## TASK PROMPT
Record by record, write out the listing word for word while omitting pictures.

## RECORDS PROVIDED
>>

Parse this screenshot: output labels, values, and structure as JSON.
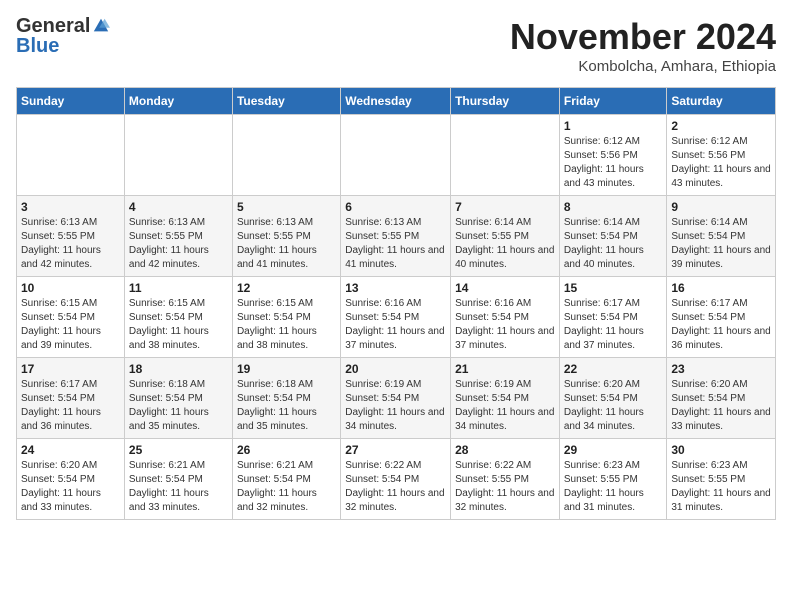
{
  "logo": {
    "general": "General",
    "blue": "Blue"
  },
  "title": {
    "month_year": "November 2024",
    "location": "Kombolcha, Amhara, Ethiopia"
  },
  "days_of_week": [
    "Sunday",
    "Monday",
    "Tuesday",
    "Wednesday",
    "Thursday",
    "Friday",
    "Saturday"
  ],
  "weeks": [
    [
      {
        "day": "",
        "info": ""
      },
      {
        "day": "",
        "info": ""
      },
      {
        "day": "",
        "info": ""
      },
      {
        "day": "",
        "info": ""
      },
      {
        "day": "",
        "info": ""
      },
      {
        "day": "1",
        "info": "Sunrise: 6:12 AM\nSunset: 5:56 PM\nDaylight: 11 hours and 43 minutes."
      },
      {
        "day": "2",
        "info": "Sunrise: 6:12 AM\nSunset: 5:56 PM\nDaylight: 11 hours and 43 minutes."
      }
    ],
    [
      {
        "day": "3",
        "info": "Sunrise: 6:13 AM\nSunset: 5:55 PM\nDaylight: 11 hours and 42 minutes."
      },
      {
        "day": "4",
        "info": "Sunrise: 6:13 AM\nSunset: 5:55 PM\nDaylight: 11 hours and 42 minutes."
      },
      {
        "day": "5",
        "info": "Sunrise: 6:13 AM\nSunset: 5:55 PM\nDaylight: 11 hours and 41 minutes."
      },
      {
        "day": "6",
        "info": "Sunrise: 6:13 AM\nSunset: 5:55 PM\nDaylight: 11 hours and 41 minutes."
      },
      {
        "day": "7",
        "info": "Sunrise: 6:14 AM\nSunset: 5:55 PM\nDaylight: 11 hours and 40 minutes."
      },
      {
        "day": "8",
        "info": "Sunrise: 6:14 AM\nSunset: 5:54 PM\nDaylight: 11 hours and 40 minutes."
      },
      {
        "day": "9",
        "info": "Sunrise: 6:14 AM\nSunset: 5:54 PM\nDaylight: 11 hours and 39 minutes."
      }
    ],
    [
      {
        "day": "10",
        "info": "Sunrise: 6:15 AM\nSunset: 5:54 PM\nDaylight: 11 hours and 39 minutes."
      },
      {
        "day": "11",
        "info": "Sunrise: 6:15 AM\nSunset: 5:54 PM\nDaylight: 11 hours and 38 minutes."
      },
      {
        "day": "12",
        "info": "Sunrise: 6:15 AM\nSunset: 5:54 PM\nDaylight: 11 hours and 38 minutes."
      },
      {
        "day": "13",
        "info": "Sunrise: 6:16 AM\nSunset: 5:54 PM\nDaylight: 11 hours and 37 minutes."
      },
      {
        "day": "14",
        "info": "Sunrise: 6:16 AM\nSunset: 5:54 PM\nDaylight: 11 hours and 37 minutes."
      },
      {
        "day": "15",
        "info": "Sunrise: 6:17 AM\nSunset: 5:54 PM\nDaylight: 11 hours and 37 minutes."
      },
      {
        "day": "16",
        "info": "Sunrise: 6:17 AM\nSunset: 5:54 PM\nDaylight: 11 hours and 36 minutes."
      }
    ],
    [
      {
        "day": "17",
        "info": "Sunrise: 6:17 AM\nSunset: 5:54 PM\nDaylight: 11 hours and 36 minutes."
      },
      {
        "day": "18",
        "info": "Sunrise: 6:18 AM\nSunset: 5:54 PM\nDaylight: 11 hours and 35 minutes."
      },
      {
        "day": "19",
        "info": "Sunrise: 6:18 AM\nSunset: 5:54 PM\nDaylight: 11 hours and 35 minutes."
      },
      {
        "day": "20",
        "info": "Sunrise: 6:19 AM\nSunset: 5:54 PM\nDaylight: 11 hours and 34 minutes."
      },
      {
        "day": "21",
        "info": "Sunrise: 6:19 AM\nSunset: 5:54 PM\nDaylight: 11 hours and 34 minutes."
      },
      {
        "day": "22",
        "info": "Sunrise: 6:20 AM\nSunset: 5:54 PM\nDaylight: 11 hours and 34 minutes."
      },
      {
        "day": "23",
        "info": "Sunrise: 6:20 AM\nSunset: 5:54 PM\nDaylight: 11 hours and 33 minutes."
      }
    ],
    [
      {
        "day": "24",
        "info": "Sunrise: 6:20 AM\nSunset: 5:54 PM\nDaylight: 11 hours and 33 minutes."
      },
      {
        "day": "25",
        "info": "Sunrise: 6:21 AM\nSunset: 5:54 PM\nDaylight: 11 hours and 33 minutes."
      },
      {
        "day": "26",
        "info": "Sunrise: 6:21 AM\nSunset: 5:54 PM\nDaylight: 11 hours and 32 minutes."
      },
      {
        "day": "27",
        "info": "Sunrise: 6:22 AM\nSunset: 5:54 PM\nDaylight: 11 hours and 32 minutes."
      },
      {
        "day": "28",
        "info": "Sunrise: 6:22 AM\nSunset: 5:55 PM\nDaylight: 11 hours and 32 minutes."
      },
      {
        "day": "29",
        "info": "Sunrise: 6:23 AM\nSunset: 5:55 PM\nDaylight: 11 hours and 31 minutes."
      },
      {
        "day": "30",
        "info": "Sunrise: 6:23 AM\nSunset: 5:55 PM\nDaylight: 11 hours and 31 minutes."
      }
    ]
  ]
}
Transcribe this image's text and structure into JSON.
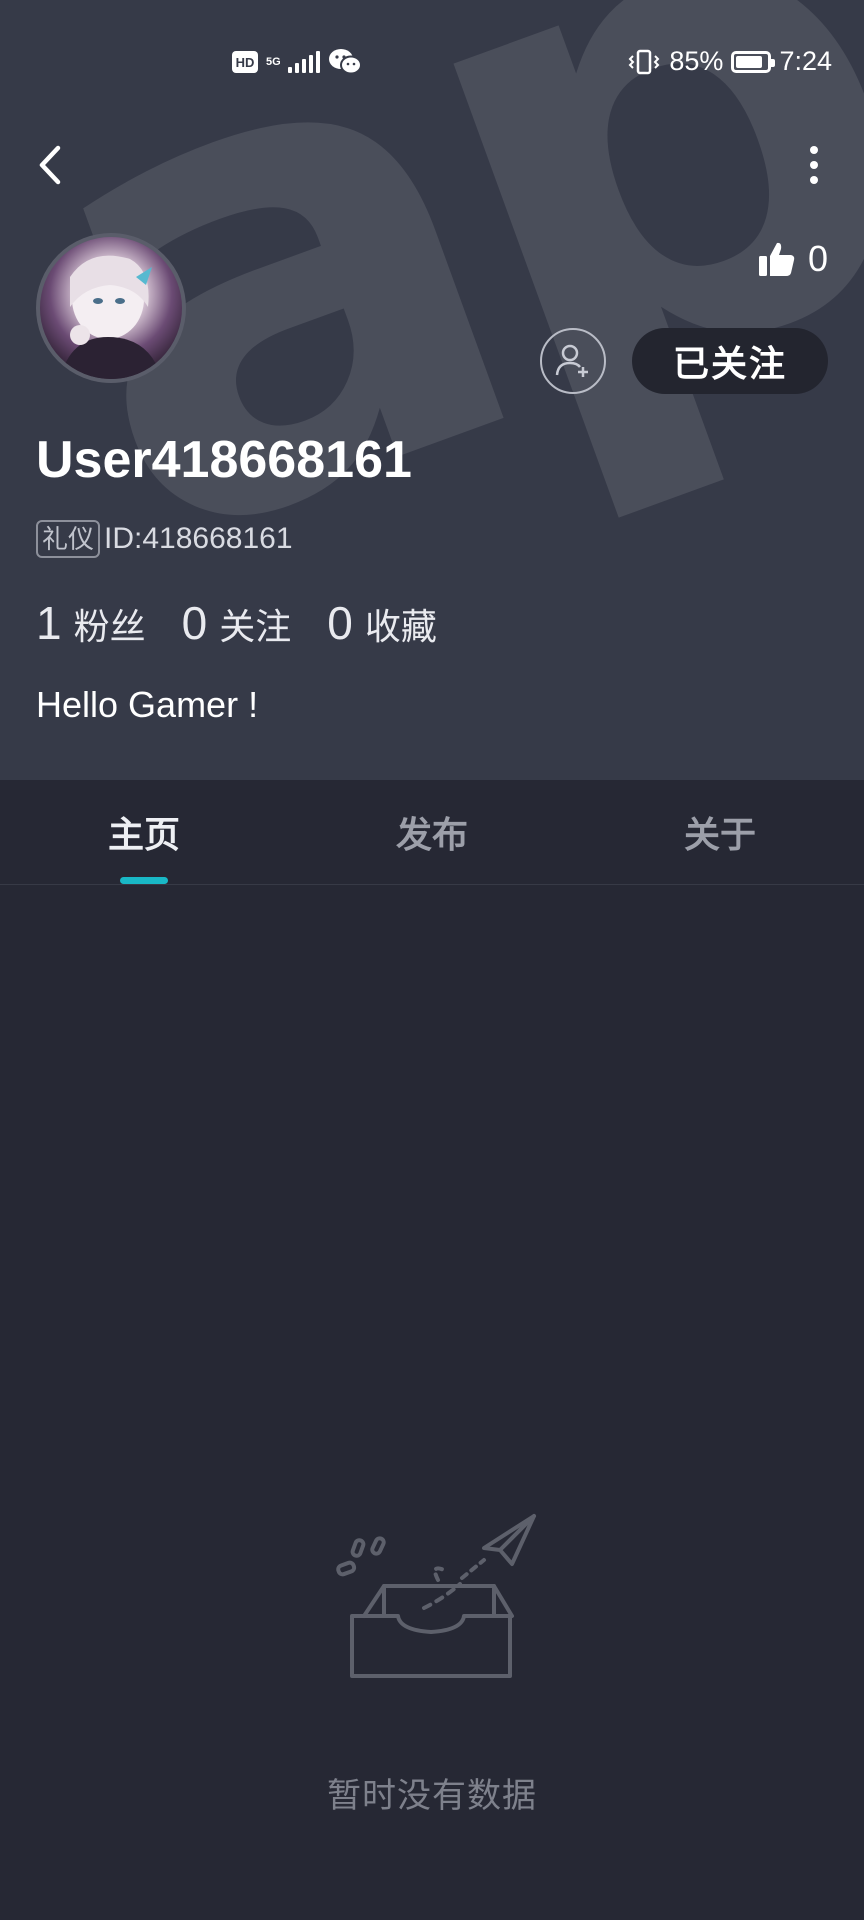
{
  "status_bar": {
    "hd": "HD",
    "network": "5G",
    "battery_percent": "85%",
    "battery_level": 0.85,
    "time": "7:24",
    "icons": [
      "hd-icon",
      "signal-icon",
      "wechat-icon",
      "vibrate-icon",
      "battery-icon"
    ]
  },
  "nav": {
    "back_icon": "chevron-left-icon",
    "more_icon": "more-vertical-icon"
  },
  "profile": {
    "username": "User418668161",
    "tag": "礼仪",
    "id_text": "ID:418668161",
    "likes": "0",
    "follow_button": "已关注",
    "bio": "Hello Gamer !",
    "stats": [
      {
        "value": "1",
        "label": "粉丝"
      },
      {
        "value": "0",
        "label": "关注"
      },
      {
        "value": "0",
        "label": "收藏"
      }
    ]
  },
  "tabs": [
    {
      "label": "主页",
      "active": true
    },
    {
      "label": "发布",
      "active": false
    },
    {
      "label": "关于",
      "active": false
    }
  ],
  "empty_state": {
    "text": "暂时没有数据",
    "icon": "empty-inbox-icon"
  },
  "colors": {
    "header_bg": "#363a48",
    "page_bg": "#262834",
    "accent": "#19b8c6",
    "follow_btn_bg": "#23252f"
  }
}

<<

## WORKED SOLUTION
Parse this screenshot: output labels, values, and structure as JSON.
{
  "logo": {
    "general": "General",
    "blue": "Blue"
  },
  "title": {
    "month_year": "November 2024",
    "location": "Kombolcha, Amhara, Ethiopia"
  },
  "days_of_week": [
    "Sunday",
    "Monday",
    "Tuesday",
    "Wednesday",
    "Thursday",
    "Friday",
    "Saturday"
  ],
  "weeks": [
    [
      {
        "day": "",
        "info": ""
      },
      {
        "day": "",
        "info": ""
      },
      {
        "day": "",
        "info": ""
      },
      {
        "day": "",
        "info": ""
      },
      {
        "day": "",
        "info": ""
      },
      {
        "day": "1",
        "info": "Sunrise: 6:12 AM\nSunset: 5:56 PM\nDaylight: 11 hours and 43 minutes."
      },
      {
        "day": "2",
        "info": "Sunrise: 6:12 AM\nSunset: 5:56 PM\nDaylight: 11 hours and 43 minutes."
      }
    ],
    [
      {
        "day": "3",
        "info": "Sunrise: 6:13 AM\nSunset: 5:55 PM\nDaylight: 11 hours and 42 minutes."
      },
      {
        "day": "4",
        "info": "Sunrise: 6:13 AM\nSunset: 5:55 PM\nDaylight: 11 hours and 42 minutes."
      },
      {
        "day": "5",
        "info": "Sunrise: 6:13 AM\nSunset: 5:55 PM\nDaylight: 11 hours and 41 minutes."
      },
      {
        "day": "6",
        "info": "Sunrise: 6:13 AM\nSunset: 5:55 PM\nDaylight: 11 hours and 41 minutes."
      },
      {
        "day": "7",
        "info": "Sunrise: 6:14 AM\nSunset: 5:55 PM\nDaylight: 11 hours and 40 minutes."
      },
      {
        "day": "8",
        "info": "Sunrise: 6:14 AM\nSunset: 5:54 PM\nDaylight: 11 hours and 40 minutes."
      },
      {
        "day": "9",
        "info": "Sunrise: 6:14 AM\nSunset: 5:54 PM\nDaylight: 11 hours and 39 minutes."
      }
    ],
    [
      {
        "day": "10",
        "info": "Sunrise: 6:15 AM\nSunset: 5:54 PM\nDaylight: 11 hours and 39 minutes."
      },
      {
        "day": "11",
        "info": "Sunrise: 6:15 AM\nSunset: 5:54 PM\nDaylight: 11 hours and 38 minutes."
      },
      {
        "day": "12",
        "info": "Sunrise: 6:15 AM\nSunset: 5:54 PM\nDaylight: 11 hours and 38 minutes."
      },
      {
        "day": "13",
        "info": "Sunrise: 6:16 AM\nSunset: 5:54 PM\nDaylight: 11 hours and 37 minutes."
      },
      {
        "day": "14",
        "info": "Sunrise: 6:16 AM\nSunset: 5:54 PM\nDaylight: 11 hours and 37 minutes."
      },
      {
        "day": "15",
        "info": "Sunrise: 6:17 AM\nSunset: 5:54 PM\nDaylight: 11 hours and 37 minutes."
      },
      {
        "day": "16",
        "info": "Sunrise: 6:17 AM\nSunset: 5:54 PM\nDaylight: 11 hours and 36 minutes."
      }
    ],
    [
      {
        "day": "17",
        "info": "Sunrise: 6:17 AM\nSunset: 5:54 PM\nDaylight: 11 hours and 36 minutes."
      },
      {
        "day": "18",
        "info": "Sunrise: 6:18 AM\nSunset: 5:54 PM\nDaylight: 11 hours and 35 minutes."
      },
      {
        "day": "19",
        "info": "Sunrise: 6:18 AM\nSunset: 5:54 PM\nDaylight: 11 hours and 35 minutes."
      },
      {
        "day": "20",
        "info": "Sunrise: 6:19 AM\nSunset: 5:54 PM\nDaylight: 11 hours and 34 minutes."
      },
      {
        "day": "21",
        "info": "Sunrise: 6:19 AM\nSunset: 5:54 PM\nDaylight: 11 hours and 34 minutes."
      },
      {
        "day": "22",
        "info": "Sunrise: 6:20 AM\nSunset: 5:54 PM\nDaylight: 11 hours and 34 minutes."
      },
      {
        "day": "23",
        "info": "Sunrise: 6:20 AM\nSunset: 5:54 PM\nDaylight: 11 hours and 33 minutes."
      }
    ],
    [
      {
        "day": "24",
        "info": "Sunrise: 6:20 AM\nSunset: 5:54 PM\nDaylight: 11 hours and 33 minutes."
      },
      {
        "day": "25",
        "info": "Sunrise: 6:21 AM\nSunset: 5:54 PM\nDaylight: 11 hours and 33 minutes."
      },
      {
        "day": "26",
        "info": "Sunrise: 6:21 AM\nSunset: 5:54 PM\nDaylight: 11 hours and 32 minutes."
      },
      {
        "day": "27",
        "info": "Sunrise: 6:22 AM\nSunset: 5:54 PM\nDaylight: 11 hours and 32 minutes."
      },
      {
        "day": "28",
        "info": "Sunrise: 6:22 AM\nSunset: 5:55 PM\nDaylight: 11 hours and 32 minutes."
      },
      {
        "day": "29",
        "info": "Sunrise: 6:23 AM\nSunset: 5:55 PM\nDaylight: 11 hours and 31 minutes."
      },
      {
        "day": "30",
        "info": "Sunrise: 6:23 AM\nSunset: 5:55 PM\nDaylight: 11 hours and 31 minutes."
      }
    ]
  ]
}
Transcribe this image's text and structure into JSON.
{
  "status_bar": {
    "hd": "HD",
    "network": "5G",
    "battery_percent": "85%",
    "battery_level": 0.85,
    "time": "7:24",
    "icons": [
      "hd-icon",
      "signal-icon",
      "wechat-icon",
      "vibrate-icon",
      "battery-icon"
    ]
  },
  "nav": {
    "back_icon": "chevron-left-icon",
    "more_icon": "more-vertical-icon"
  },
  "profile": {
    "username": "User418668161",
    "tag": "礼仪",
    "id_text": "ID:418668161",
    "likes": "0",
    "follow_button": "已关注",
    "bio": "Hello Gamer !",
    "stats": [
      {
        "value": "1",
        "label": "粉丝"
      },
      {
        "value": "0",
        "label": "关注"
      },
      {
        "value": "0",
        "label": "收藏"
      }
    ]
  },
  "tabs": [
    {
      "label": "主页",
      "active": true
    },
    {
      "label": "发布",
      "active": false
    },
    {
      "label": "关于",
      "active": false
    }
  ],
  "empty_state": {
    "text": "暂时没有数据",
    "icon": "empty-inbox-icon"
  },
  "colors": {
    "header_bg": "#363a48",
    "page_bg": "#262834",
    "accent": "#19b8c6",
    "follow_btn_bg": "#23252f"
  }
}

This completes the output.